(Dataset rows for apps and sites)
# # # # #
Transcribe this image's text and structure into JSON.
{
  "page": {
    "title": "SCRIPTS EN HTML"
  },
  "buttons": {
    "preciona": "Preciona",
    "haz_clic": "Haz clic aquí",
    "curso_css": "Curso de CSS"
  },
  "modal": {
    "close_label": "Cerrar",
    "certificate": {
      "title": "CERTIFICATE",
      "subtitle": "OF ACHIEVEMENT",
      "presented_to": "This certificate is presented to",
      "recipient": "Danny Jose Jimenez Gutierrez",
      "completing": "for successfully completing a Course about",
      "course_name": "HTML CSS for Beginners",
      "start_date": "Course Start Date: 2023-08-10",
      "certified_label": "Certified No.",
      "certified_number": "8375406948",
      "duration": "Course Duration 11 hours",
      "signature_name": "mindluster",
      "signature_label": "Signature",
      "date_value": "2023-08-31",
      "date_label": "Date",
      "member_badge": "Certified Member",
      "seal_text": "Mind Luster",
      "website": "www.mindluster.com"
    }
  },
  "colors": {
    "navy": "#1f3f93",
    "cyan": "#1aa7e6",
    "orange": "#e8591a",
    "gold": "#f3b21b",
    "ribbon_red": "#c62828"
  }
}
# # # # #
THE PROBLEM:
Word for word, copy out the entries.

EXERCISE OUTPUT:
Transcribe this image's text and structure into JSON.
{
  "page": {
    "title": "SCRIPTS EN HTML"
  },
  "buttons": {
    "preciona": "Preciona",
    "haz_clic": "Haz clic aquí",
    "curso_css": "Curso de CSS"
  },
  "modal": {
    "close_label": "Cerrar",
    "certificate": {
      "title": "CERTIFICATE",
      "subtitle": "OF ACHIEVEMENT",
      "presented_to": "This certificate is presented to",
      "recipient": "Danny Jose Jimenez Gutierrez",
      "completing": "for successfully completing a Course about",
      "course_name": "HTML CSS for Beginners",
      "start_date": "Course Start Date: 2023-08-10",
      "certified_label": "Certified No.",
      "certified_number": "8375406948",
      "duration": "Course Duration 11 hours",
      "signature_name": "mindluster",
      "signature_label": "Signature",
      "date_value": "2023-08-31",
      "date_label": "Date",
      "member_badge": "Certified Member",
      "seal_text": "Mind Luster",
      "website": "www.mindluster.com"
    }
  },
  "colors": {
    "navy": "#1f3f93",
    "cyan": "#1aa7e6",
    "orange": "#e8591a",
    "gold": "#f3b21b",
    "ribbon_red": "#c62828"
  }
}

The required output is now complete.